God’s holiness is practical and actionable, and it has to be learned through physical means. We learn about God through the physical environment, this classroom that He has created for us. That’s how we learn. The rest of the world, in their time will learn about God through a physical environment. And God is instructing the entire world through that same physicality by which He instructs His church.
The instruction God gave to Israel is that they were to be a kingdom of priests and a holy nation. They were to be mediators and teachers and they failed. But God won’t. God will redeem Israel and Israel will serve all of humanity. In that way Israel is both the medium, and the message that God is delivering to the world. The message is that He redeems.
Regardless of how the ancient and modern descendants of Israel have failed God, they are still the people that God will use. What message does that send to the world when they see Israel as God’s people, within God’s way and being blessed for it? It sends a very powerful message about what God is doing: “Look, there goes the product of God’s mercy”.
“And the Lord passed before [Moses] and proclaimed, ‘The Lord, the Lord God, merciful and gracious, longsuffering, and abounding in goodness and truth, keeping mercy for thousands, forgiving iniquity and transgression and sin,’ . . . “ (Exodus 34:6-7).
The arc of Israel’s story is the gospel message. It must be completed successfully. And it will be done. The election and redemption of Israel was God’s response to the rebellion of man and the global spread of evil. That story is aptly summarized if you would like to read it in Ezekiel 36. Israel was supposed to be a light to the world, a holy nation, and a priesthood. But now God has to fix that because they didn’t do as God instructed.
What He has determined in His righteousness He stands by with fixed purpose: “. . . the Lord your God, He is God, the faithful God who keeps covenant and mercy for a thousand generations . . .” (Deuteronomy 7:9).
God is laboring through both physical and spiritual means to bring His creation into unity with Him. And Israel is a central component of that great plan. We must not spiritualize away His actions in physical life. If we do we will also spiritualize away His expectations and His requirements of us – what we should be doing individually and collectively as a holy people, as a spiritual extension of physical Israel.
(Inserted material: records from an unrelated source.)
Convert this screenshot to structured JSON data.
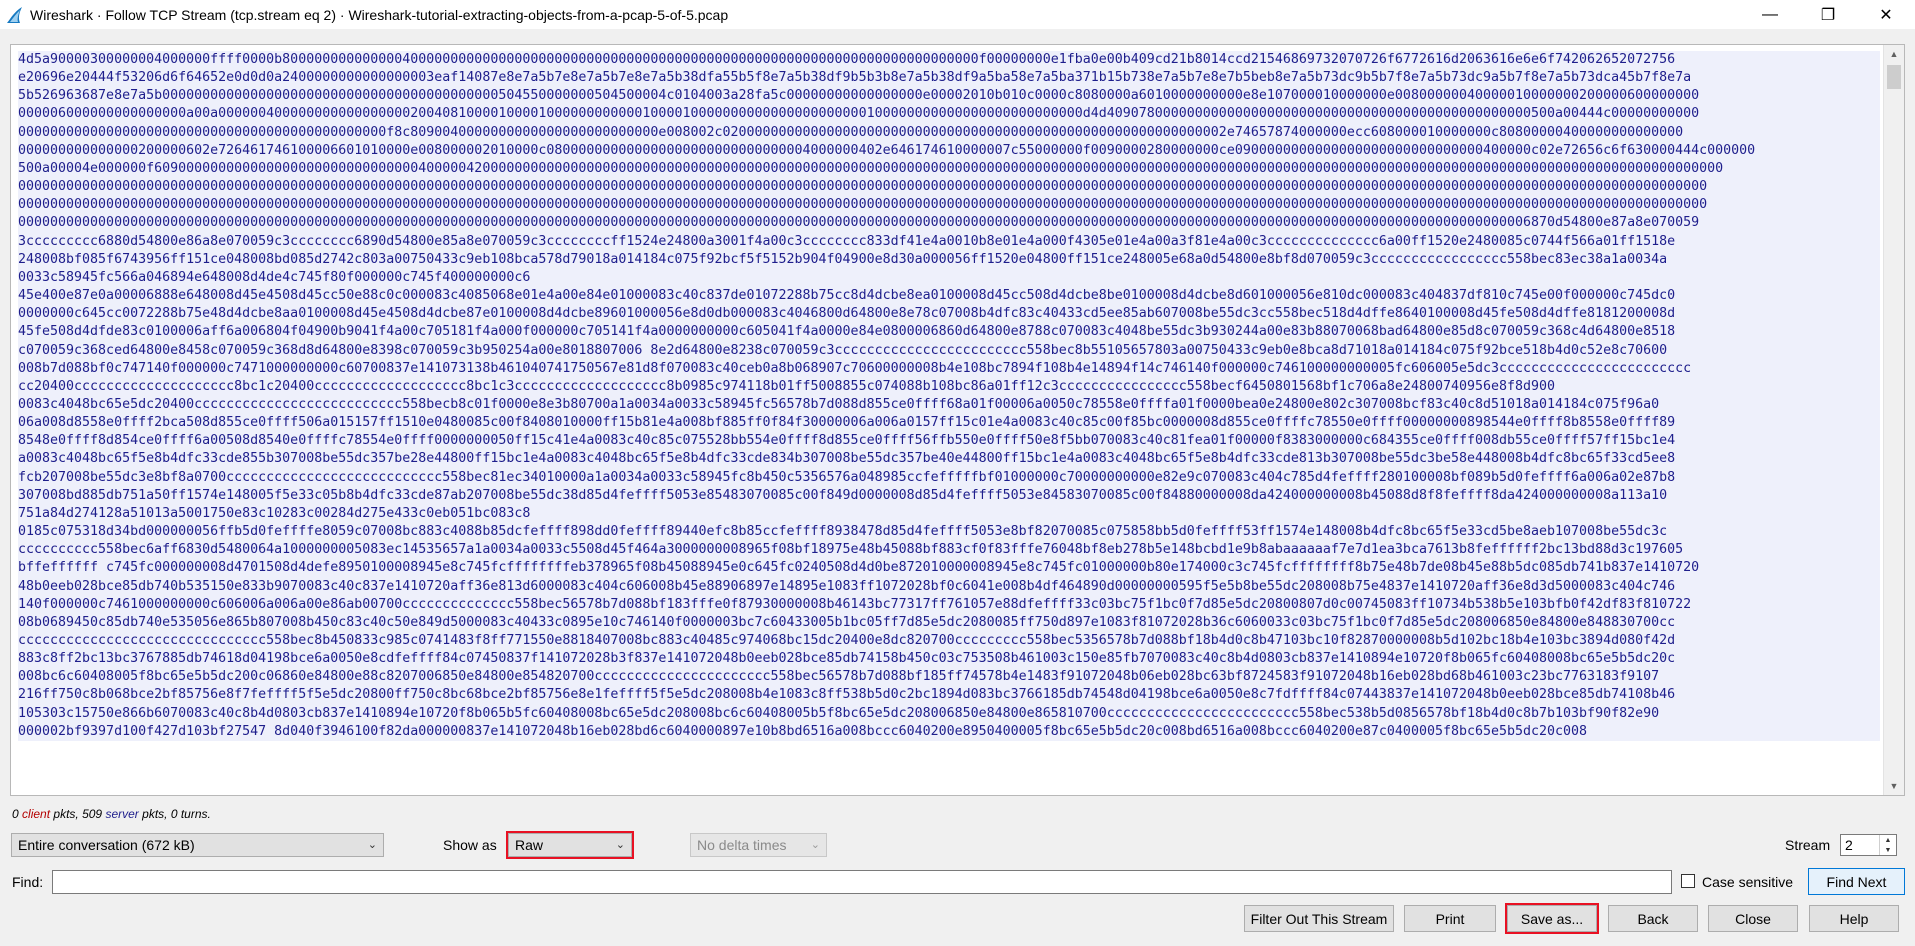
{
  "window": {
    "title": "Wireshark · Follow TCP Stream (tcp.stream eq 2) · Wireshark-tutorial-extracting-objects-from-a-pcap-5-of-5.pcap",
    "minimize": "—",
    "maximize": "❐",
    "close": "✕"
  },
  "colors": {
    "server_text": "#1e1e8c",
    "client_text": "#b40000",
    "server_bg": "#eef0fb",
    "highlight": "#e81123"
  },
  "stream": {
    "blocks": [
      [
        "4d5a90000300000004000000ffff0000b800000000000000400000000000000000000000000000000000000000000000000000000000000000000000f00000000e1fba0e00b409cd21b8014ccd21546869732070726f6772616d2063616e6e6f742062652072756",
        "e20696e20444f53206d6f64652e0d0d0a2400000000000000003eaf14087e8e7a5b7e8e7a5b7e8e7a5b38dfa55b5f8e7a5b38df9b5b3b8e7a5b38df9a5ba58e7a5ba371b15b738e7a5b7e8e7b5beb8e7a5b73dc9b5b7f8e7a5b73dc9a5b7f8e7a5b73dca45b7f8e7a",
        "5b526963687e8e7a5b000000000000000000000000000000000000000000504550000000504500004c0104003a28fa5c00000000000000000e00002010b010c0000c8080000a6010000000000e8e107000010000000e00800000040000010000000200000600000000",
        "000006000000000000000a00a000000400000000000000000200408100001000010000000000001000010000000000000000000000100000000000000000000000000d4d40907800000000000000000000000000000000000000000000000500a00444c00000000000",
        "0000000000000000000000000000000000000000000000f8c8090040000000000000000000000000e008002c020000000000000000000000000000000000000000000000000000000000002e74657874000000ecc608000010000000c80800000400000000000000",
        "000000000000000200000602e726461746100006601010000e008000002010000c080000000000000000000000000000004000000402e646174610000007c55000000f0090000280000000ce0900000000000000000000000000000400000c02e72656c6f630000444c000000",
        "500a00004e000000f6090000000000000000000000000000004000004200000000000000000000000000000000000000000000000000000000000000000000000000000000000000000000000000000000000000000000000000000000000000000000000000000000000",
        "0000000000000000000000000000000000000000000000000000000000000000000000000000000000000000000000000000000000000000000000000000000000000000000000000000000000000000000000000000000000000000000000000000000000000000000",
        "0000000000000000000000000000000000000000000000000000000000000000000000000000000000000000000000000000000000000000000000000000000000000000000000000000000000000000000000000000000000000000000000000000000000000000000",
        "000000000000000000000000000000000000000000000000000000000000000000000000000000000000000000000000000000000000000000000000000000000000000000000000000000000000000000000000000000000000000000006870d54800e87a8e070059",
        "3ccccccccc6880d54800e86a8e070059c3cccccccc6890d54800e85a8e070059c3ccccccccff1524e24800a3001f4a00c3cccccccc833df41e4a0010b8e01e4a000f4305e01e4a00a3f81e4a00c3cccccccccccccc6a00ff1520e2480085c0744f566a01ff1518e",
        "248008bf085f6743956ff151ce048008bd085d2742c803a00750433c9eb108bca578d79018a014184c075f92bcf5f5152b904f04900e8d30a000056ff1520e04800ff151ce248005e68a0d54800e8bf8d070059c3ccccccccccccccccc558bec83ec38a1a0034a",
        "0033c58945fc566a046894e648008d4de4c745f80f000000c745f400000000c6"
      ],
      [
        "45e400e87e0a00006888e648008d45e4508d45cc50e88c0c000083c4085068e01e4a00e84e01000083c40c837de01072288b75cc8d4dcbe8ea0100008d45cc508d4dcbe8be0100008d4dcbe8d601000056e810dc000083c404837df810c745e00f000000c745dc0",
        "0000000c645cc0072288b75e48d4dcbe8aa0100008d45e4508d4dcbe87e0100008d4dcbe89601000056e8d0db000083c4046800d64800e8e78c07008b4dfc83c40433cd5ee85ab607008be55dc3cc558bec518d4dffe8640100008d45fe508d4dffe8181200008d",
        "45fe508d4dfde83c0100006aff6a006804f04900b9041f4a00c705181f4a000f000000c705141f4a0000000000c605041f4a0000e84e0800006860d64800e8788c070083c4048be55dc3b930244a00e83b88070068bad64800e85d8c070059c368c4d64800e8518",
        "c070059c368ced64800e8458c070059c368d8d64800e8398c070059c3b950254a00e8018807006 8e2d64800e8238c070059c3cccccccccccccccccccccccc558bec8b55105657803a00750433c9eb0e8bca8d71018a014184c075f92bce518b4d0c52e8c70600",
        "008b7d088bf0c747140f000000c7471000000000c60700837e141073138b461040741750567e81d8f070083c40ceb0a8b068907c70600000008b4e108bc7894f108b4e14894f14c746140f000000c746100000000005fc606005e5dc3cccccccccccccccccccccccc",
        "cc20400cccccccccccccccccccc8bc1c20400ccccccccccccccccccc8bc1c3ccccccccccccccccccc8b0985c974118b01ff5008855c074088b108bc86a01ff12c3cccccccccccccccc558becf6450801568bf1c706a8e24800740956e8f8d900",
        "0083c4048bc65e5dc20400cccccccccccccccccccccccccc558becb8c01f0000e8e3b80700a1a0034a0033c58945fc56578b7d088d855ce0ffff68a01f00006a0050c78558e0ffffa01f0000bea0e24800e802c307008bcf83c40c8d51018a014184c075f96a0",
        "06a008d8558e0ffff2bca508d855ce0ffff506a015157ff1510e0480085c00f8408010000ff15b81e4a008bf885ff0f84f30000006a006a0157ff15c01e4a0083c40c85c00f85bc0000008d855ce0ffffc78550e0ffff00000000898544e0ffff8b8558e0ffff89",
        "8548e0ffff8d854ce0ffff6a00508d8540e0ffffc78554e0ffff0000000050ff15c41e4a0083c40c85c075528bb554e0ffff8d855ce0ffff56ffb550e0ffff50e8f5bb070083c40c81fea01f00000f8383000000c684355ce0ffff008db55ce0ffff57ff15bc1e4",
        "a0083c4048bc65f5e8b4dfc33cde855b307008be55dc357be28e44800ff15bc1e4a0083c4048bc65f5e8b4dfc33cde834b307008be55dc357be40e44800ff15bc1e4a0083c4048bc65f5e8b4dfc33cde813b307008be55dc3be58e448008b4dfc8bc65f33cd5ee8",
        "fcb207008be55dc3e8bf8a0700ccccccccccccccccccccccccccc558bec81ec34010000a1a0034a0033c58945fc8b450c5356576a048985ccfefffffbf01000000c70000000000e82e9c070083c404c785d4feffff280100008bf089b5d0feffff6a006a02e87b8",
        "307008bd885db751a50ff1574e148005f5e33c05b8b4dfc33cde87ab207008be55dc38d85d4feffff5053e85483070085c00f849d0000008d85d4feffff5053e84583070085c00f84880000008da424000000008b45088d8f8feffff8da424000000008a113a10",
        "751a84d274128a51013a5001750e83c10283c00284d275e433c0eb051bc083c8"
      ],
      [
        "0185c075318d34bd000000056ffb5d0feffffe8059c07008bc883c4088b85dcfeffff898dd0feffff89440efc8b85ccfeffff8938478d85d4feffff5053e8bf82070085c075858bb5d0feffff53ff1574e148008b4dfc8bc65f5e33cd5be8aeb107008be55dc3c",
        "cccccccccc558bec6aff6830d5480064a1000000005083ec14535657a1a0034a0033c5508d45f464a3000000008965f08bf18975e48b45088bf883cf0f83fffe76048bf8eb278b5e148bcbd1e9b8abaaaaaaf7e7d1ea3bca7613b8feffffff2bc13bd88d3c197605",
        "bffeffffff c745fc000000008d4701508d4defe8950100008945e8c745fcffffffffeb378965f08b45088945e0c645fc0240508d4d0be872010000008945e8c745fc01000000b80e174000c3c745fcffffffff8b75e48b7de08b45e88b5dc085db741b837e1410720",
        "48b0eeb028bce85db740b535150e833b9070083c40c837e1410720aff36e813d6000083c404c606008b45e88906897e14895e1083ff1072028bf0c6041e008b4df464890d00000000595f5e5b8be55dc208008b75e4837e1410720aff36e8d3d5000083c404c746",
        "140f000000c7461000000000c606006a006a00e86ab00700cccccccccccccc558bec56578b7d088bf183fffe0f87930000008b46143bc77317ff761057e88dfeffff33c03bc75f1bc0f7d85e5dc20800807d0c00745083ff10734b538b5e103bfb0f42df83f810722",
        "08b0689450c85db740e535056e865b807008b450c83c40c50e849d5000083c40433c0895e10c746140f0000003bc7c60433005b1bc05ff7d85e5dc2080085ff750d897e1083f81072028b36c6060033c03bc75f1bc0f7d85e5dc208006850e84800e848830700cc",
        "ccccccccccccccccccccccccccccccc558bec8b450833c985c0741483f8ff771550e8818407008bc883c40485c974068bc15dc20400e8dc820700ccccccccc558bec5356578b7d088bf18b4d0c8b47103bc10f82870000008b5d102bc18b4e103bc3894d080f42d",
        "883c8ff2bc13bc3767885db74618d04198bce6a0050e8cdfeffff84c07450837f141072028b3f837e141072048b0eeb028bce85db74158b450c03c753508b461003c150e85fb7070083c40c8b4d0803cb837e1410894e10720f8b065fc60408008bc65e5b5dc20c",
        "008bc6c60408005f8bc65e5b5dc200c06860e84800e88c8207006850e84800e854820700cccccccccccccccccccccc558bec56578b7d088bf185ff74578b4e1483f91072048b06eb028bc63bf8724583f91072048b16eb028bd68b461003c23bc7763183f9107",
        "216ff750c8b068bce2bf85756e8f7feffff5f5e5dc20800ff750c8bc68bce2bf85756e8e1feffff5f5e5dc208008b4e1083c8ff538b5d0c2bc1894d083bc3766185db74548d04198bce6a0050e8c7fdffff84c07443837e141072048b0eeb028bce85db74108b46",
        "105303c15750e866b6070083c40c8b4d0803cb837e1410894e10720f8b065b5fc60408008bc65e5dc208008bc6c60408005b5f8bc65e5dc208006850e84800e865810700cccccccccccccccccccccccc558bec538b5d0856578bf18b4d0c8b7b103bf90f82e90",
        "000002bf9397d100f427d103bf27547 8d040f3946100f82da000000837e141072048b16eb028bd6c6040000897e10b8bd6516a008bccc6040200e8950400005f8bc65e5b5dc20c008bd6516a008bccc6040200e87c0400005f8bc65e5b5dc20c008"
      ]
    ]
  },
  "summary": {
    "client_count": "0",
    "client_word": "client",
    "client_suffix": "pkts,",
    "server_count": "509",
    "server_word": "server",
    "server_suffix": "pkts, 0 turns."
  },
  "controls": {
    "conversation_select": "Entire conversation (672 kB)",
    "show_as_label": "Show as",
    "show_as_value": "Raw",
    "delta_times": "No delta times",
    "stream_label": "Stream",
    "stream_value": "2",
    "find_label": "Find:",
    "find_value": "",
    "case_sensitive_label": "Case sensitive",
    "find_next": "Find Next"
  },
  "buttons": {
    "filter_out": "Filter Out This Stream",
    "print": "Print",
    "save_as": "Save as...",
    "back": "Back",
    "close": "Close",
    "help": "Help"
  }
}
We are, as Israel will be, to be set apart as a model of God’s way and a conduit to God. That knowledge casts a very bright and hopeful but also demanding light on Israel and on the church. We shouldn’t throw it away simply because Satan has managed to blend truth and error together with some very terrible ideas.
We must remember that within the election, selection and construction of Israel there was to be a unique community that represents God. There is a very important message buried in that. It is that Israel is just the beginning. Israel is just one step to what God is doing more broadly.
The story of Israel is the story all nations, all peoples, all humanity.
“For then I will restore to the peoples a pure language, That they all may call on the name of the Lord, To serve Him with one accord” (Zephaniah 3:9).
“In that day Israel will be one of three with Egypt and Assyria—a blessing in the midst of the land, whom the Lord of hosts shall bless, saying, “Blessed is Egypt My people, and Assyria the work of My hands, and Israel My inheritance” (Isaiah 19:24–25).
“In Him we have redemption through His blood, the forgiveness of sins, according to the riches of His grace . . . that in the dispensation of the fullness of the times He might gather together in one all things in Christ, both which are in heaven and which are on earth—in Him” (Ephesians 1:7,10; Romans 11:11-31; I Timothy 2:4).
We should be awed by God’s purpose, promise and faithfulness. He has an all-inclusive plan for all who seek Him. His thoughts toward us are thoughts of peace and not of evil, to give us a future and a hope (Jeremiah 29:11).